(Material for this task Opens)

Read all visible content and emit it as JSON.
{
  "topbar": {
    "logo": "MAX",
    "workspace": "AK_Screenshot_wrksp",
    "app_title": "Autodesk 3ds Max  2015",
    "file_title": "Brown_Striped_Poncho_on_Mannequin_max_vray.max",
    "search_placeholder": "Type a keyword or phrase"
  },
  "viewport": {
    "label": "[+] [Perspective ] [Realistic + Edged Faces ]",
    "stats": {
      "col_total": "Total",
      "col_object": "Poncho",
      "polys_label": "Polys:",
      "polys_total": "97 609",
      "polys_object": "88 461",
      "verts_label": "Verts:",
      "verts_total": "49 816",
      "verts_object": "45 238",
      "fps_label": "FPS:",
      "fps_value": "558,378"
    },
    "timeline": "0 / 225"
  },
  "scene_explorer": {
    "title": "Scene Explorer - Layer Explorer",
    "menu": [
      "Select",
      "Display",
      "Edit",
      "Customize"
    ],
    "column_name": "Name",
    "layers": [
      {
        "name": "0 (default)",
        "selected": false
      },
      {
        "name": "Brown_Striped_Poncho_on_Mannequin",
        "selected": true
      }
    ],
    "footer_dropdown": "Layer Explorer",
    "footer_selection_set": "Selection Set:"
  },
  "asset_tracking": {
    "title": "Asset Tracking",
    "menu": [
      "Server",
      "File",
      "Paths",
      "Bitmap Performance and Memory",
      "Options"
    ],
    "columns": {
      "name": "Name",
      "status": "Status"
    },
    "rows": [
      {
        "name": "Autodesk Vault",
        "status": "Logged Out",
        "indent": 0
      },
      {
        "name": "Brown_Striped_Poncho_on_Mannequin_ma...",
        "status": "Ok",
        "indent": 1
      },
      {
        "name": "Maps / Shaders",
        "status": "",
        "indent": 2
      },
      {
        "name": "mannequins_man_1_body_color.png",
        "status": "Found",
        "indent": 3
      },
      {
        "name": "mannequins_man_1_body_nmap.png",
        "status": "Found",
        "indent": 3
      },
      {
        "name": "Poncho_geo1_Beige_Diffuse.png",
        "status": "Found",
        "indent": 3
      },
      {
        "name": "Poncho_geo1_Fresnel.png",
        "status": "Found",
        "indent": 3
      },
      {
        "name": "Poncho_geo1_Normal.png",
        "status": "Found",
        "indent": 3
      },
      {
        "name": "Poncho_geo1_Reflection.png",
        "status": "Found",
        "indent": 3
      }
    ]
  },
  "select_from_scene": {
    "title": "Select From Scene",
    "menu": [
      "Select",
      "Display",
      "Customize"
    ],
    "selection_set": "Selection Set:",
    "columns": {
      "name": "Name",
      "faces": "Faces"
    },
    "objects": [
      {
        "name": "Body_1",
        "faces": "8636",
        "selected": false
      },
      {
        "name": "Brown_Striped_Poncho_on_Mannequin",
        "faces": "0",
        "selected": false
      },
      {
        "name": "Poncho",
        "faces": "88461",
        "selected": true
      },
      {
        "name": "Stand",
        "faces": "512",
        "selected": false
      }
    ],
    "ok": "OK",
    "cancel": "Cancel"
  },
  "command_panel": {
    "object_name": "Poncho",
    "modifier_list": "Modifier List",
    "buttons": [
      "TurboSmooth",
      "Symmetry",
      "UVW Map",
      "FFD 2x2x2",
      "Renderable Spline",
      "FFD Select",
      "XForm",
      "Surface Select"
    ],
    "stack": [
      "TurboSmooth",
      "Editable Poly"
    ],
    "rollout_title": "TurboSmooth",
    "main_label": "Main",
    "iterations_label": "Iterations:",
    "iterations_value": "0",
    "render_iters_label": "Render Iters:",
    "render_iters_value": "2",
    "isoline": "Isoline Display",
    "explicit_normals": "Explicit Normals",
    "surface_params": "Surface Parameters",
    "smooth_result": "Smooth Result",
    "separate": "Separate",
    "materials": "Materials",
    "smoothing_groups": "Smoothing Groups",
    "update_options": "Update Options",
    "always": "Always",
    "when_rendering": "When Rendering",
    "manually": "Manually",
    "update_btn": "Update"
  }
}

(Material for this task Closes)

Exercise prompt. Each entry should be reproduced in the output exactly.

Answer for the task.
Read all visible content and emit it as JSON.
{
  "topbar": {
    "logo": "MAX",
    "workspace": "AK_Screenshot_wrksp",
    "app_title": "Autodesk 3ds Max  2015",
    "file_title": "Brown_Striped_Poncho_on_Mannequin_max_vray.max",
    "search_placeholder": "Type a keyword or phrase"
  },
  "viewport": {
    "label": "[+] [Perspective ] [Realistic + Edged Faces ]",
    "stats": {
      "col_total": "Total",
      "col_object": "Poncho",
      "polys_label": "Polys:",
      "polys_total": "97 609",
      "polys_object": "88 461",
      "verts_label": "Verts:",
      "verts_total": "49 816",
      "verts_object": "45 238",
      "fps_label": "FPS:",
      "fps_value": "558,378"
    },
    "timeline": "0 / 225"
  },
  "scene_explorer": {
    "title": "Scene Explorer - Layer Explorer",
    "menu": [
      "Select",
      "Display",
      "Edit",
      "Customize"
    ],
    "column_name": "Name",
    "layers": [
      {
        "name": "0 (default)",
        "selected": false
      },
      {
        "name": "Brown_Striped_Poncho_on_Mannequin",
        "selected": true
      }
    ],
    "footer_dropdown": "Layer Explorer",
    "footer_selection_set": "Selection Set:"
  },
  "asset_tracking": {
    "title": "Asset Tracking",
    "menu": [
      "Server",
      "File",
      "Paths",
      "Bitmap Performance and Memory",
      "Options"
    ],
    "columns": {
      "name": "Name",
      "status": "Status"
    },
    "rows": [
      {
        "name": "Autodesk Vault",
        "status": "Logged Out",
        "indent": 0
      },
      {
        "name": "Brown_Striped_Poncho_on_Mannequin_ma...",
        "status": "Ok",
        "indent": 1
      },
      {
        "name": "Maps / Shaders",
        "status": "",
        "indent": 2
      },
      {
        "name": "mannequins_man_1_body_color.png",
        "status": "Found",
        "indent": 3
      },
      {
        "name": "mannequins_man_1_body_nmap.png",
        "status": "Found",
        "indent": 3
      },
      {
        "name": "Poncho_geo1_Beige_Diffuse.png",
        "status": "Found",
        "indent": 3
      },
      {
        "name": "Poncho_geo1_Fresnel.png",
        "status": "Found",
        "indent": 3
      },
      {
        "name": "Poncho_geo1_Normal.png",
        "status": "Found",
        "indent": 3
      },
      {
        "name": "Poncho_geo1_Reflection.png",
        "status": "Found",
        "indent": 3
      }
    ]
  },
  "select_from_scene": {
    "title": "Select From Scene",
    "menu": [
      "Select",
      "Display",
      "Customize"
    ],
    "selection_set": "Selection Set:",
    "columns": {
      "name": "Name",
      "faces": "Faces"
    },
    "objects": [
      {
        "name": "Body_1",
        "faces": "8636",
        "selected": false
      },
      {
        "name": "Brown_Striped_Poncho_on_Mannequin",
        "faces": "0",
        "selected": false
      },
      {
        "name": "Poncho",
        "faces": "88461",
        "selected": true
      },
      {
        "name": "Stand",
        "faces": "512",
        "selected": false
      }
    ],
    "ok": "OK",
    "cancel": "Cancel"
  },
  "command_panel": {
    "object_name": "Poncho",
    "modifier_list": "Modifier List",
    "buttons": [
      "TurboSmooth",
      "Symmetry",
      "UVW Map",
      "FFD 2x2x2",
      "Renderable Spline",
      "FFD Select",
      "XForm",
      "Surface Select"
    ],
    "stack": [
      "TurboSmooth",
      "Editable Poly"
    ],
    "rollout_title": "TurboSmooth",
    "main_label": "Main",
    "iterations_label": "Iterations:",
    "iterations_value": "0",
    "render_iters_label": "Render Iters:",
    "render_iters_value": "2",
    "isoline": "Isoline Display",
    "explicit_normals": "Explicit Normals",
    "surface_params": "Surface Parameters",
    "smooth_result": "Smooth Result",
    "separate": "Separate",
    "materials": "Materials",
    "smoothing_groups": "Smoothing Groups",
    "update_options": "Update Options",
    "always": "Always",
    "when_rendering": "When Rendering",
    "manually": "Manually",
    "update_btn": "Update"
  }
}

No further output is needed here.